*** DATA TO PROCESS Section Begins ***

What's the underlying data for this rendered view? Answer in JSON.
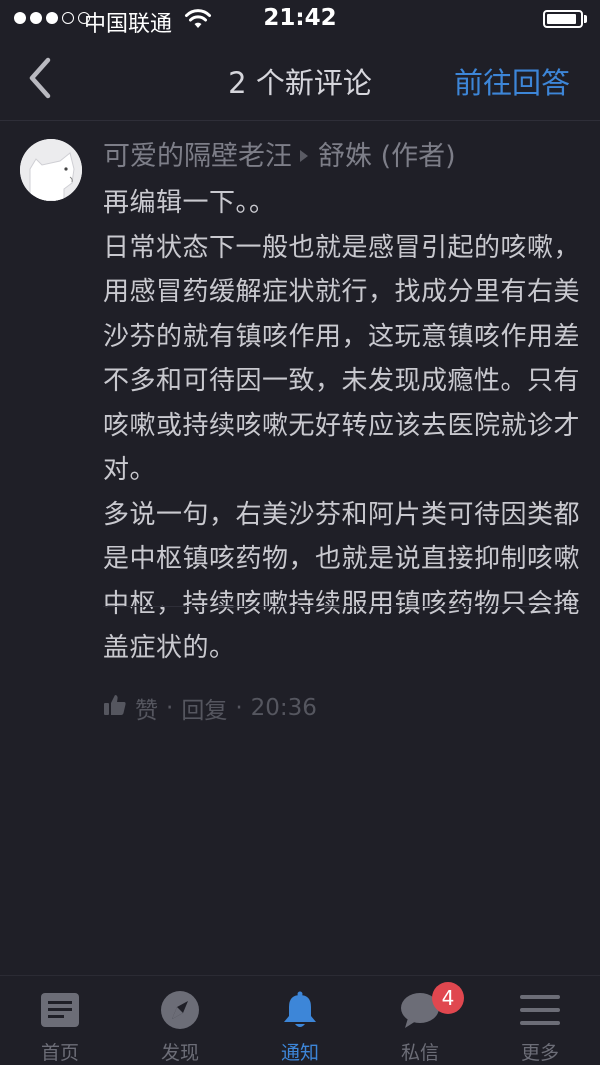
{
  "status_bar": {
    "signal_full": 3,
    "signal_total": 5,
    "carrier": "中国联通",
    "time": "21:42",
    "battery_level": 0.9
  },
  "nav": {
    "title": "2 个新评论",
    "action_label": "前往回答",
    "back_icon": "chevron-left-icon"
  },
  "comment": {
    "author": "可爱的隔壁老汪",
    "reply_to": "舒姝 (作者)",
    "lines": [
      "再编辑一下。。",
      "日常状态下一般也就是感冒引起的咳嗽，用感冒药缓解症状就行，找成分里有右美沙芬的就有镇咳作用，这玩意镇咳作用差不多和可待因一致，未发现成瘾性。只有咳嗽或持续咳嗽无好转应该去医院就诊才对。",
      "多说一句，右美沙芬和阿片类可待因类都是中枢镇咳药物，也就是说直接抑制咳嗽中枢，持续咳嗽持续服用镇咳药物只会掩盖症状的。"
    ],
    "like_label": "赞",
    "reply_label": "回复",
    "separator": "·",
    "timestamp": "20:36"
  },
  "tab_bar": {
    "items": [
      {
        "label": "首页",
        "icon": "home-icon"
      },
      {
        "label": "发现",
        "icon": "compass-icon"
      },
      {
        "label": "通知",
        "icon": "bell-icon"
      },
      {
        "label": "私信",
        "icon": "chat-bubble-icon",
        "badge": "4"
      },
      {
        "label": "更多",
        "icon": "menu-icon"
      }
    ],
    "active_index": 2
  },
  "colors": {
    "background": "#1f1f27",
    "accent": "#3d86d8",
    "badge": "#e0474f",
    "text": "#c9c9cf",
    "muted": "#7d7e88"
  }
}
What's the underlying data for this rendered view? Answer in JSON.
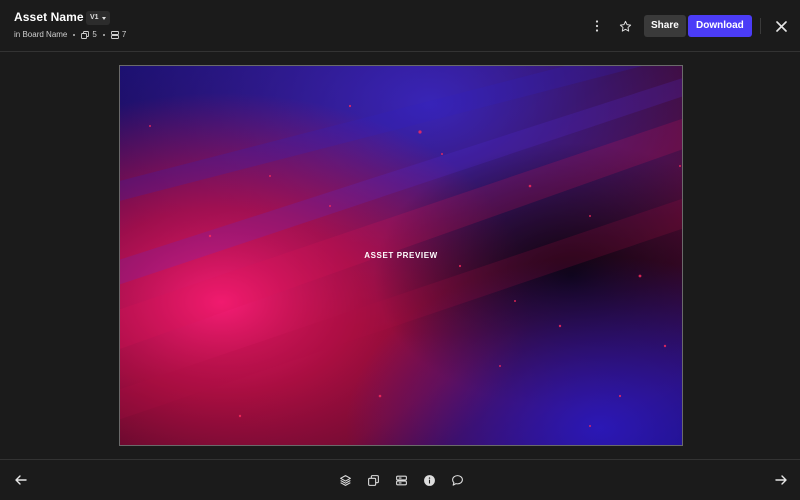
{
  "header": {
    "title": "Asset Name",
    "version": "V1",
    "board_prefix": "in",
    "board_name": "Board Name",
    "count_a": "5",
    "count_b": "7",
    "share_label": "Share",
    "download_label": "Download"
  },
  "preview": {
    "label": "ASSET PREVIEW"
  },
  "icons": {
    "more": "more-vertical-icon",
    "favorite": "star-icon",
    "close": "close-icon",
    "prev": "arrow-left-icon",
    "next": "arrow-right-icon",
    "tools": [
      "layers-icon",
      "copy-icon",
      "storage-icon",
      "info-icon",
      "comment-icon"
    ]
  },
  "colors": {
    "accent": "#4b3cf7",
    "background": "#1b1b1b"
  }
}
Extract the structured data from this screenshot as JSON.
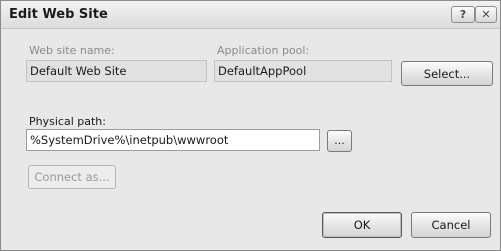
{
  "window": {
    "title": "Edit Web Site",
    "help_glyph": "?",
    "close_glyph": "✕"
  },
  "site": {
    "name_label": "Web site name:",
    "name_value": "Default Web Site"
  },
  "app_pool": {
    "label": "Application pool:",
    "value": "DefaultAppPool",
    "select_label": "Select..."
  },
  "physical_path": {
    "label": "Physical path:",
    "value": "%SystemDrive%\\inetpub\\wwwroot",
    "browse_label": "..."
  },
  "connect_as": {
    "label": "Connect as...",
    "enabled": false
  },
  "footer": {
    "ok_label": "OK",
    "cancel_label": "Cancel"
  }
}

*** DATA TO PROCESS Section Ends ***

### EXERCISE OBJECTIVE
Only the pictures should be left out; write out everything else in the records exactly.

### RESULT OF THIS EXERCISE
What's the underlying data for this rendered view? Answer in JSON.
{
  "status_bar": {
    "signal_full": 3,
    "signal_total": 5,
    "carrier": "中国联通",
    "time": "21:42",
    "battery_level": 0.9
  },
  "nav": {
    "title": "2 个新评论",
    "action_label": "前往回答",
    "back_icon": "chevron-left-icon"
  },
  "comment": {
    "author": "可爱的隔壁老汪",
    "reply_to": "舒姝 (作者)",
    "lines": [
      "再编辑一下。。",
      "日常状态下一般也就是感冒引起的咳嗽，用感冒药缓解症状就行，找成分里有右美沙芬的就有镇咳作用，这玩意镇咳作用差不多和可待因一致，未发现成瘾性。只有咳嗽或持续咳嗽无好转应该去医院就诊才对。",
      "多说一句，右美沙芬和阿片类可待因类都是中枢镇咳药物，也就是说直接抑制咳嗽中枢，持续咳嗽持续服用镇咳药物只会掩盖症状的。"
    ],
    "like_label": "赞",
    "reply_label": "回复",
    "separator": "·",
    "timestamp": "20:36"
  },
  "tab_bar": {
    "items": [
      {
        "label": "首页",
        "icon": "home-icon"
      },
      {
        "label": "发现",
        "icon": "compass-icon"
      },
      {
        "label": "通知",
        "icon": "bell-icon"
      },
      {
        "label": "私信",
        "icon": "chat-bubble-icon",
        "badge": "4"
      },
      {
        "label": "更多",
        "icon": "menu-icon"
      }
    ],
    "active_index": 2
  },
  "colors": {
    "background": "#1f1f27",
    "accent": "#3d86d8",
    "badge": "#e0474f",
    "text": "#c9c9cf",
    "muted": "#7d7e88"
  }
}
What's the underlying data for this rendered view? Answer in JSON.
{
  "header": {
    "title": "Asset Name",
    "version": "V1",
    "board_prefix": "in",
    "board_name": "Board Name",
    "count_a": "5",
    "count_b": "7",
    "share_label": "Share",
    "download_label": "Download"
  },
  "preview": {
    "label": "ASSET PREVIEW"
  },
  "icons": {
    "more": "more-vertical-icon",
    "favorite": "star-icon",
    "close": "close-icon",
    "prev": "arrow-left-icon",
    "next": "arrow-right-icon",
    "tools": [
      "layers-icon",
      "copy-icon",
      "storage-icon",
      "info-icon",
      "comment-icon"
    ]
  },
  "colors": {
    "accent": "#4b3cf7",
    "background": "#1b1b1b"
  }
}
Extract the structured data from this screenshot as JSON.
{
  "window": {
    "title": "Edit Web Site",
    "help_glyph": "?",
    "close_glyph": "✕"
  },
  "site": {
    "name_label": "Web site name:",
    "name_value": "Default Web Site"
  },
  "app_pool": {
    "label": "Application pool:",
    "value": "DefaultAppPool",
    "select_label": "Select..."
  },
  "physical_path": {
    "label": "Physical path:",
    "value": "%SystemDrive%\\inetpub\\wwwroot",
    "browse_label": "..."
  },
  "connect_as": {
    "label": "Connect as...",
    "enabled": false
  },
  "footer": {
    "ok_label": "OK",
    "cancel_label": "Cancel"
  }
}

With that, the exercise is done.